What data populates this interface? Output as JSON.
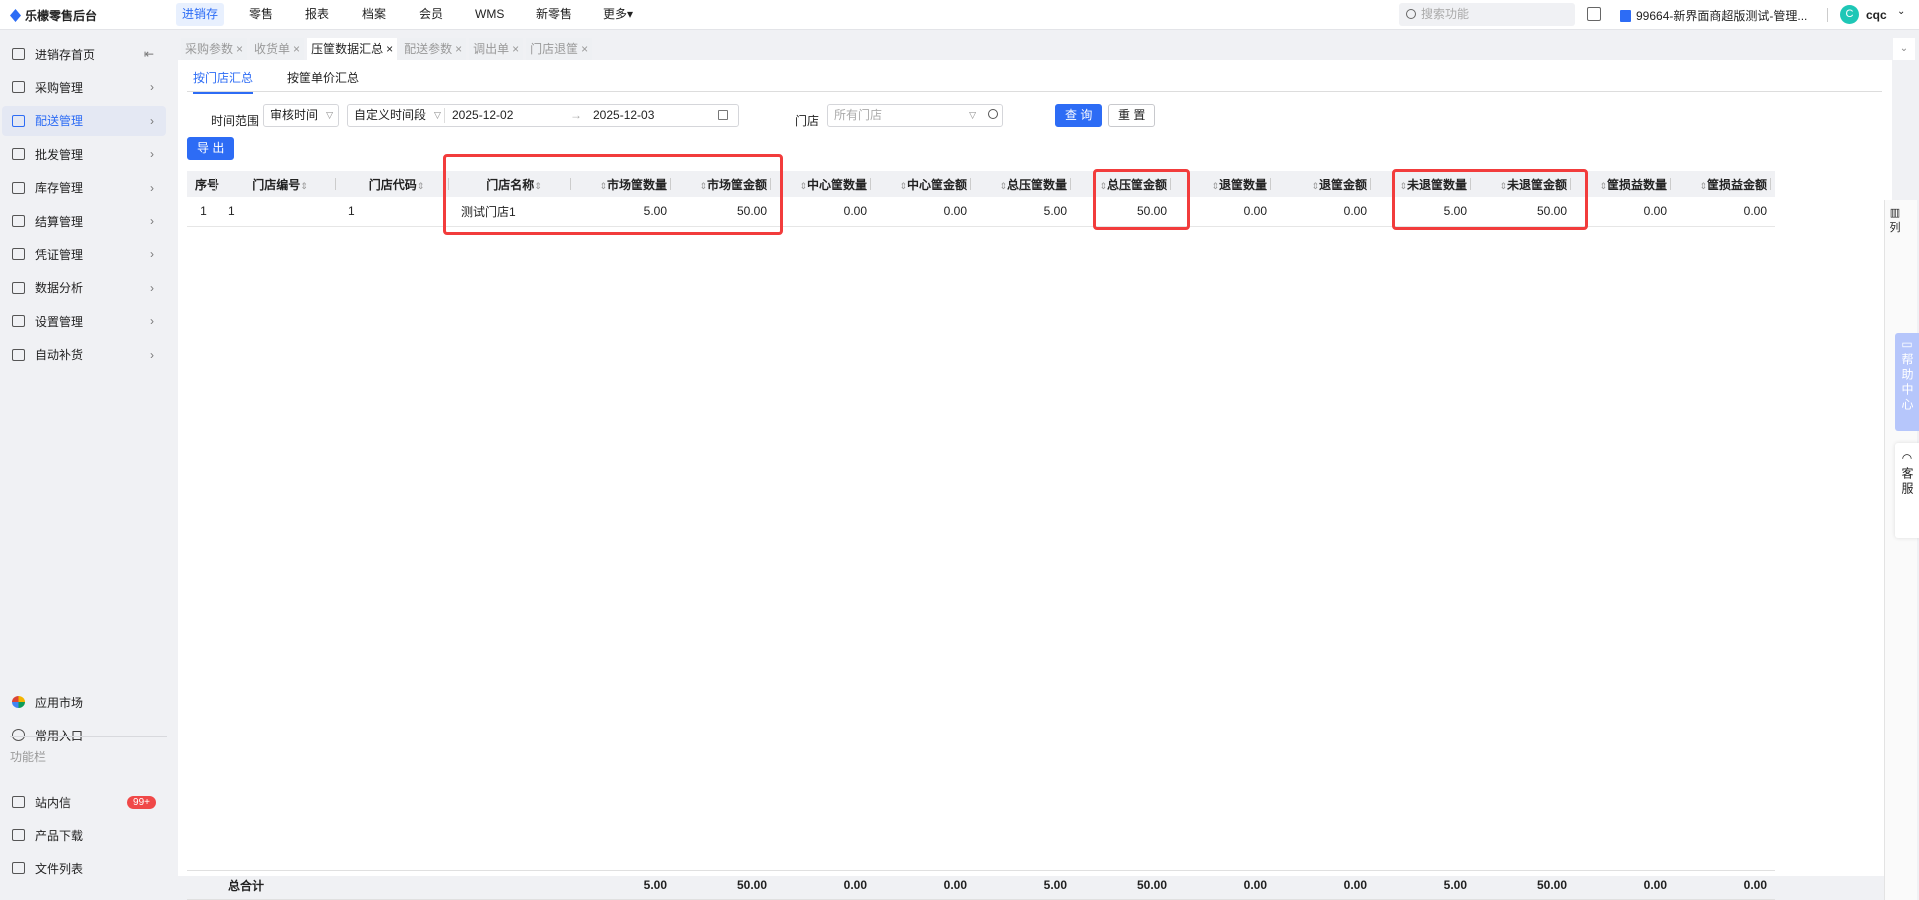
{
  "app": {
    "title": "乐檬零售后台"
  },
  "topnav": [
    "进销存",
    "零售",
    "报表",
    "档案",
    "会员",
    "WMS",
    "新零售",
    "更多▾"
  ],
  "search": {
    "placeholder": "搜索功能"
  },
  "org": "99664-新界面商超版测试-管理...",
  "user": {
    "initial": "C",
    "name": "cqc"
  },
  "sidebar": {
    "items": [
      "进销存首页",
      "采购管理",
      "配送管理",
      "批发管理",
      "库存管理",
      "结算管理",
      "凭证管理",
      "数据分析",
      "设置管理",
      "自动补货"
    ],
    "bottom": [
      "应用市场",
      "常用入口"
    ],
    "section": "功能栏",
    "tools": [
      "站内信",
      "产品下载",
      "文件列表"
    ],
    "badge": "99+"
  },
  "tabs": [
    "采购参数",
    "收货单",
    "压筐数据汇总",
    "配送参数",
    "调出单",
    "门店退筐"
  ],
  "subtabs": [
    "按门店汇总",
    "按筐单价汇总"
  ],
  "filters": {
    "time_label": "时间范围",
    "time_type": "审核时间",
    "period": "自定义时间段",
    "start": "2025-12-02",
    "end": "2025-12-03",
    "store_label": "门店",
    "store_placeholder": "所有门店",
    "query": "查 询",
    "reset": "重 置",
    "export": "导 出"
  },
  "table": {
    "columns": [
      "序号",
      "门店编号",
      "门店代码",
      "门店名称",
      "市场筐数量",
      "市场筐金额",
      "中心筐数量",
      "中心筐金额",
      "总压筐数量",
      "总压筐金额",
      "退筐数量",
      "退筐金额",
      "未退筐数量",
      "未退筐金额",
      "筐损益数量",
      "筐损益金额"
    ],
    "rows": [
      [
        "1",
        "1",
        "1",
        "测试门店1",
        "5.00",
        "50.00",
        "0.00",
        "0.00",
        "5.00",
        "50.00",
        "0.00",
        "0.00",
        "5.00",
        "50.00",
        "0.00",
        "0.00"
      ]
    ],
    "totals": [
      "",
      "总合计",
      "",
      "",
      "5.00",
      "50.00",
      "0.00",
      "0.00",
      "5.00",
      "50.00",
      "0.00",
      "0.00",
      "5.00",
      "50.00",
      "0.00",
      "0.00"
    ]
  },
  "column_settings": "列",
  "help": "帮助中心",
  "service": "客服"
}
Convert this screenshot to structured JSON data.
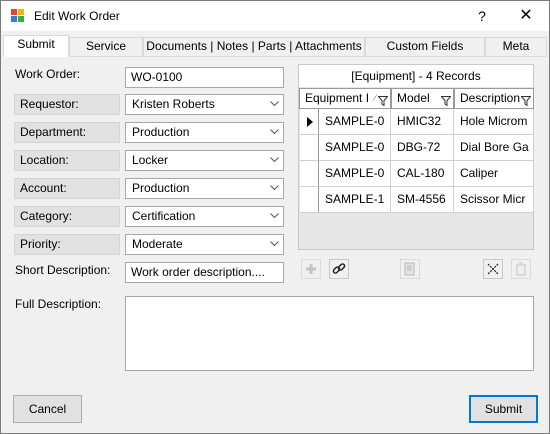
{
  "window": {
    "title": "Edit Work Order",
    "help": "?",
    "close": "✕"
  },
  "tabs": [
    {
      "label": "Submit"
    },
    {
      "label": "Service"
    },
    {
      "label": "Documents | Notes | Parts | Attachments"
    },
    {
      "label": "Custom Fields"
    },
    {
      "label": "Meta"
    }
  ],
  "form": {
    "work_order_label": "Work Order:",
    "work_order_value": "WO-0100",
    "requestor_label": "Requestor:",
    "requestor_value": "Kristen Roberts",
    "department_label": "Department:",
    "department_value": "Production",
    "location_label": "Location:",
    "location_value": "Locker",
    "account_label": "Account:",
    "account_value": "Production",
    "category_label": "Category:",
    "category_value": "Certification",
    "priority_label": "Priority:",
    "priority_value": "Moderate",
    "short_desc_label": "Short Description:",
    "short_desc_value": "Work order description....",
    "full_desc_label": "Full Description:",
    "full_desc_value": ""
  },
  "equipment": {
    "caption": "[Equipment] - 4 Records",
    "columns": [
      "Equipment I",
      "Model",
      "Description"
    ],
    "rows": [
      [
        "SAMPLE-0",
        "HMIC32",
        "Hole Microm"
      ],
      [
        "SAMPLE-0",
        "DBG-72",
        "Dial Bore Ga"
      ],
      [
        "SAMPLE-0",
        "CAL-180",
        "Caliper"
      ],
      [
        "SAMPLE-1",
        "SM-4556",
        "Scissor Micr"
      ]
    ]
  },
  "buttons": {
    "cancel": "Cancel",
    "submit": "Submit"
  },
  "colors": {
    "accent": "#0078d7",
    "label_bg": "#e1e1e1",
    "window_bg": "#f0f0f0"
  }
}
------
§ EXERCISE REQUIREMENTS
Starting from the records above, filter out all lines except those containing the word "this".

§ ANSWER AREA
What data populates this interface? Output as JSON.
Convert this screenshot to structured JSON data.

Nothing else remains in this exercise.